### [What this task involves]
If a line in the entries includes "number", show that line.

### [Information shown]
^^^^^^^^
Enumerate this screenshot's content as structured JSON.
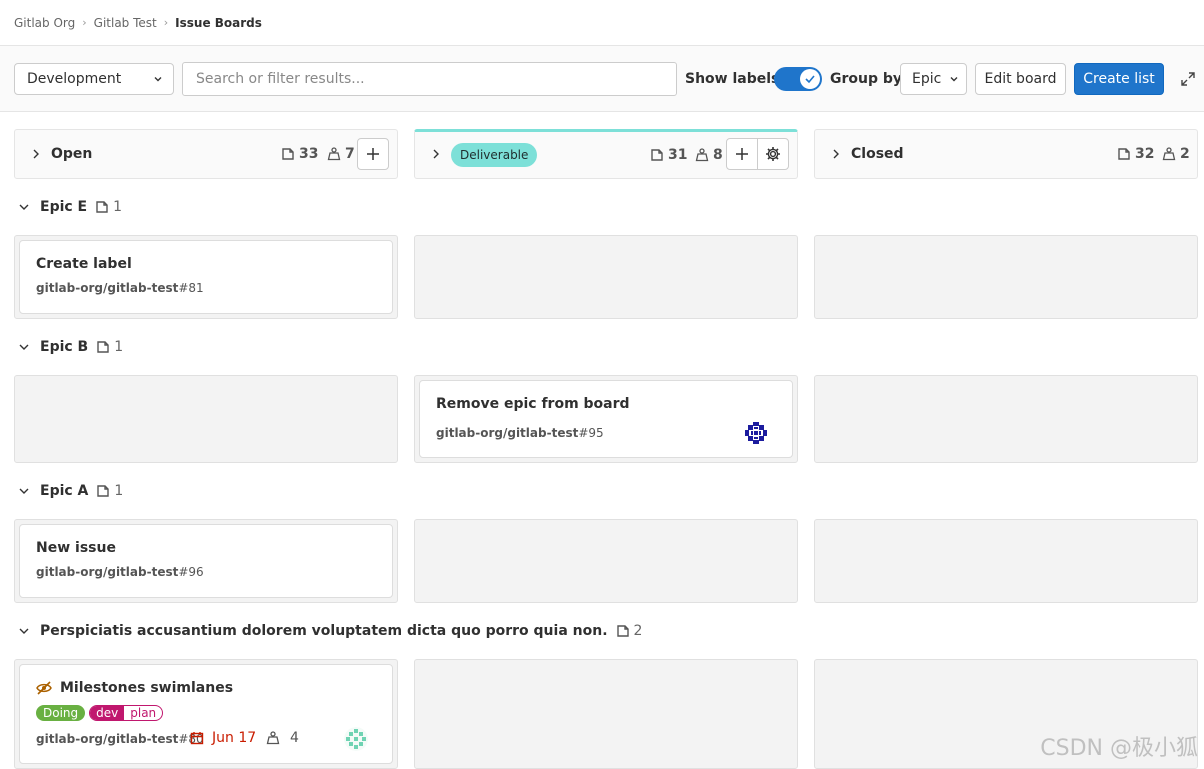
{
  "breadcrumb": [
    "Gitlab Org",
    "Gitlab Test",
    "Issue Boards"
  ],
  "toolbar": {
    "board_name": "Development",
    "search_placeholder": "Search or filter results...",
    "show_labels": "Show labels",
    "show_labels_on": true,
    "group_by_label": "Group by",
    "group_by_value": "Epic",
    "edit_board": "Edit board",
    "create_list": "Create list"
  },
  "lists": [
    {
      "title": "Open",
      "issues": "33",
      "weight": "7"
    },
    {
      "title": "Deliverable",
      "issues": "31",
      "weight": "8",
      "color": "#7de0d8"
    },
    {
      "title": "Closed",
      "issues": "32",
      "weight": "2"
    }
  ],
  "epics": [
    {
      "title": "Epic E",
      "count": "1"
    },
    {
      "title": "Epic B",
      "count": "1"
    },
    {
      "title": "Epic A",
      "count": "1"
    },
    {
      "title": "Perspiciatis accusantium dolorem voluptatem dicta quo porro quia non.",
      "count": "2"
    }
  ],
  "cards": [
    {
      "title": "Create label",
      "ref_path": "gitlab-org/gitlab-test",
      "ref_num": "#81"
    },
    {
      "title": "Remove epic from board",
      "ref_path": "gitlab-org/gitlab-test",
      "ref_num": "#95"
    },
    {
      "title": "New issue",
      "ref_path": "gitlab-org/gitlab-test",
      "ref_num": "#96"
    },
    {
      "title": "Milestones swimlanes",
      "ref_path": "gitlab-org/gitlab-test",
      "ref_num": "#80",
      "labels": [
        {
          "text": "Doing",
          "color": "#69b042"
        },
        {
          "scope": "dev",
          "value": "plan",
          "color": "#c0176e"
        }
      ],
      "due": "Jun 17",
      "weight": "4"
    }
  ],
  "watermark": "CSDN @极小狐"
}
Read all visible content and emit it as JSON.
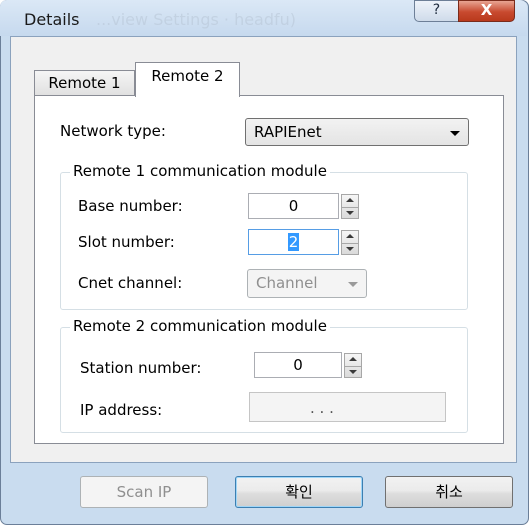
{
  "window": {
    "title": "Details",
    "ghost_title": "...view Settings · headfu)"
  },
  "titlebar": {
    "help_glyph": "?",
    "close_glyph": "X"
  },
  "tabs": [
    {
      "label": "Remote 1",
      "selected": false
    },
    {
      "label": "Remote 2",
      "selected": true
    }
  ],
  "network": {
    "label": "Network type:",
    "value": "RAPIEnet"
  },
  "remote1_group": {
    "title": "Remote 1 communication module",
    "base": {
      "label": "Base number:",
      "value": "0"
    },
    "slot": {
      "label": "Slot number:",
      "value": "2"
    },
    "cnet": {
      "label": "Cnet channel:",
      "value": "Channel"
    }
  },
  "remote2_group": {
    "title": "Remote 2 communication module",
    "station": {
      "label": "Station number:",
      "value": "0"
    },
    "ip": {
      "label": "IP address:",
      "value": " .  .  . "
    }
  },
  "buttons": {
    "scan_ip": "Scan IP",
    "ok": "확인",
    "cancel": "취소"
  },
  "colors": {
    "selection": "#3399ff",
    "close_button": "#c84a2f"
  }
}
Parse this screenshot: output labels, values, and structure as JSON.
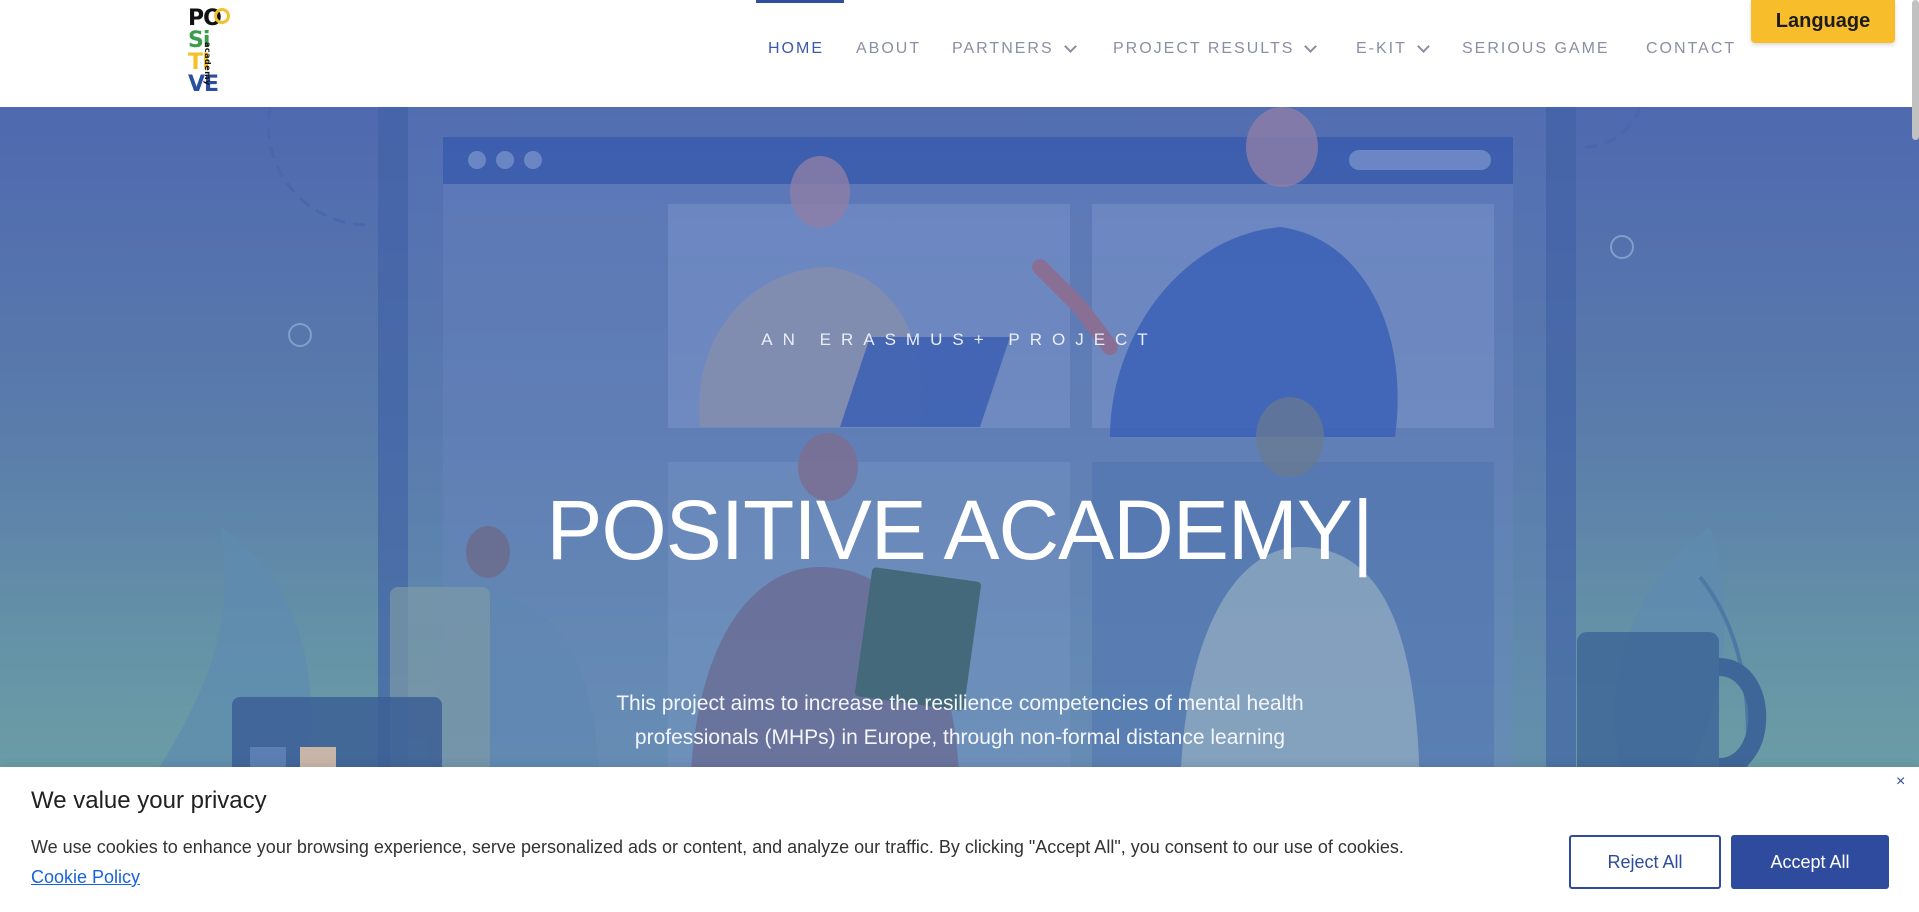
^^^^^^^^
### [Result of the exercise]
      "label": "Base number:",
      "label": "Slot number:",
      "label": "Station number:",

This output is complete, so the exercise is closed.